>>>>>
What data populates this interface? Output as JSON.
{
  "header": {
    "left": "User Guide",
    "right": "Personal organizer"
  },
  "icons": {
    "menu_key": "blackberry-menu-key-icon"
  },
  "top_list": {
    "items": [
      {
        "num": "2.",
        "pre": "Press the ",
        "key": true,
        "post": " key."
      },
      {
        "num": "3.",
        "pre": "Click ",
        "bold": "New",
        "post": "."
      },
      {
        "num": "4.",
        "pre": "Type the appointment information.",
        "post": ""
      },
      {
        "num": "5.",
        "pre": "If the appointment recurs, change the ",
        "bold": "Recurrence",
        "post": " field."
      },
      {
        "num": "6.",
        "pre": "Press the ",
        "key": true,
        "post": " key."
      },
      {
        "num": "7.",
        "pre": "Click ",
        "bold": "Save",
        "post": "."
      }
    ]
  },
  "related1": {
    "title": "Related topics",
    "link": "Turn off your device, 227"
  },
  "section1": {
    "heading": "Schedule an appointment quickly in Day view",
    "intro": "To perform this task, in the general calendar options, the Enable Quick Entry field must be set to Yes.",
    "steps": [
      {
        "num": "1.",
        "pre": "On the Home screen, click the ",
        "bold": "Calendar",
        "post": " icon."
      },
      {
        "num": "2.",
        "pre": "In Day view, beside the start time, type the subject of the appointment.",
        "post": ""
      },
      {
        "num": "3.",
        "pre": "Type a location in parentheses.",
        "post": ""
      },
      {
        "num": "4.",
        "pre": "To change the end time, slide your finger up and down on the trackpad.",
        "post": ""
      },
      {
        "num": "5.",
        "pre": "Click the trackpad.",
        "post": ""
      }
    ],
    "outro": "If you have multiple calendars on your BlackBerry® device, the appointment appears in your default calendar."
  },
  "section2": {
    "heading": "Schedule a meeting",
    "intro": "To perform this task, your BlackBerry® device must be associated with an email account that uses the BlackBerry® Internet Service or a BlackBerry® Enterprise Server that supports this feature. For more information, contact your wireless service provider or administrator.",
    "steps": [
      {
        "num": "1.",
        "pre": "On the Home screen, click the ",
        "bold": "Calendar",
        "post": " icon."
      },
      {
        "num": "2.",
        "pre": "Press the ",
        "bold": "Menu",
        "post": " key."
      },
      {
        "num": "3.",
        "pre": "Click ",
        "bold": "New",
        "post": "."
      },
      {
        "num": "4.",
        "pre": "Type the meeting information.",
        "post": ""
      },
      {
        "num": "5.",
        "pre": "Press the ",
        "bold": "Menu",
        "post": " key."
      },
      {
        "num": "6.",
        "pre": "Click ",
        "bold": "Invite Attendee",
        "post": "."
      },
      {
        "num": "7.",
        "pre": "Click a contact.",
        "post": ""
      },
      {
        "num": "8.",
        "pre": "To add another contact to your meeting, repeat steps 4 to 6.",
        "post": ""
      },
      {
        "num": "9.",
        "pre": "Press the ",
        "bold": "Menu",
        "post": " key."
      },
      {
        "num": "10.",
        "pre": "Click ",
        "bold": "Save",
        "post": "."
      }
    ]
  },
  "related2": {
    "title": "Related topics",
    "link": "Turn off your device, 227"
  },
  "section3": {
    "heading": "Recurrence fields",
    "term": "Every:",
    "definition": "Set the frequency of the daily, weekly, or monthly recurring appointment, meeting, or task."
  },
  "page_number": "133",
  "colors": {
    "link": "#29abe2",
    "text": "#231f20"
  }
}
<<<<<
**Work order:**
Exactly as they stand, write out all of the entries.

**Your solution:**
What data populates this interface? Output as JSON.
{
  "header": {
    "left": "User Guide",
    "right": "Personal organizer"
  },
  "icons": {
    "menu_key": "blackberry-menu-key-icon"
  },
  "top_list": {
    "items": [
      {
        "num": "2.",
        "pre": "Press the ",
        "key": true,
        "post": " key."
      },
      {
        "num": "3.",
        "pre": "Click ",
        "bold": "New",
        "post": "."
      },
      {
        "num": "4.",
        "pre": "Type the appointment information.",
        "post": ""
      },
      {
        "num": "5.",
        "pre": "If the appointment recurs, change the ",
        "bold": "Recurrence",
        "post": " field."
      },
      {
        "num": "6.",
        "pre": "Press the ",
        "key": true,
        "post": " key."
      },
      {
        "num": "7.",
        "pre": "Click ",
        "bold": "Save",
        "post": "."
      }
    ]
  },
  "related1": {
    "title": "Related topics",
    "link": "Turn off your device, 227"
  },
  "section1": {
    "heading": "Schedule an appointment quickly in Day view",
    "intro": "To perform this task, in the general calendar options, the Enable Quick Entry field must be set to Yes.",
    "steps": [
      {
        "num": "1.",
        "pre": "On the Home screen, click the ",
        "bold": "Calendar",
        "post": " icon."
      },
      {
        "num": "2.",
        "pre": "In Day view, beside the start time, type the subject of the appointment.",
        "post": ""
      },
      {
        "num": "3.",
        "pre": "Type a location in parentheses.",
        "post": ""
      },
      {
        "num": "4.",
        "pre": "To change the end time, slide your finger up and down on the trackpad.",
        "post": ""
      },
      {
        "num": "5.",
        "pre": "Click the trackpad.",
        "post": ""
      }
    ],
    "outro": "If you have multiple calendars on your BlackBerry® device, the appointment appears in your default calendar."
  },
  "section2": {
    "heading": "Schedule a meeting",
    "intro": "To perform this task, your BlackBerry® device must be associated with an email account that uses the BlackBerry® Internet Service or a BlackBerry® Enterprise Server that supports this feature. For more information, contact your wireless service provider or administrator.",
    "steps": [
      {
        "num": "1.",
        "pre": "On the Home screen, click the ",
        "bold": "Calendar",
        "post": " icon."
      },
      {
        "num": "2.",
        "pre": "Press the ",
        "bold": "Menu",
        "post": " key."
      },
      {
        "num": "3.",
        "pre": "Click ",
        "bold": "New",
        "post": "."
      },
      {
        "num": "4.",
        "pre": "Type the meeting information.",
        "post": ""
      },
      {
        "num": "5.",
        "pre": "Press the ",
        "bold": "Menu",
        "post": " key."
      },
      {
        "num": "6.",
        "pre": "Click ",
        "bold": "Invite Attendee",
        "post": "."
      },
      {
        "num": "7.",
        "pre": "Click a contact.",
        "post": ""
      },
      {
        "num": "8.",
        "pre": "To add another contact to your meeting, repeat steps 4 to 6.",
        "post": ""
      },
      {
        "num": "9.",
        "pre": "Press the ",
        "bold": "Menu",
        "post": " key."
      },
      {
        "num": "10.",
        "pre": "Click ",
        "bold": "Save",
        "post": "."
      }
    ]
  },
  "related2": {
    "title": "Related topics",
    "link": "Turn off your device, 227"
  },
  "section3": {
    "heading": "Recurrence fields",
    "term": "Every:",
    "definition": "Set the frequency of the daily, weekly, or monthly recurring appointment, meeting, or task."
  },
  "page_number": "133",
  "colors": {
    "link": "#29abe2",
    "text": "#231f20"
  }
}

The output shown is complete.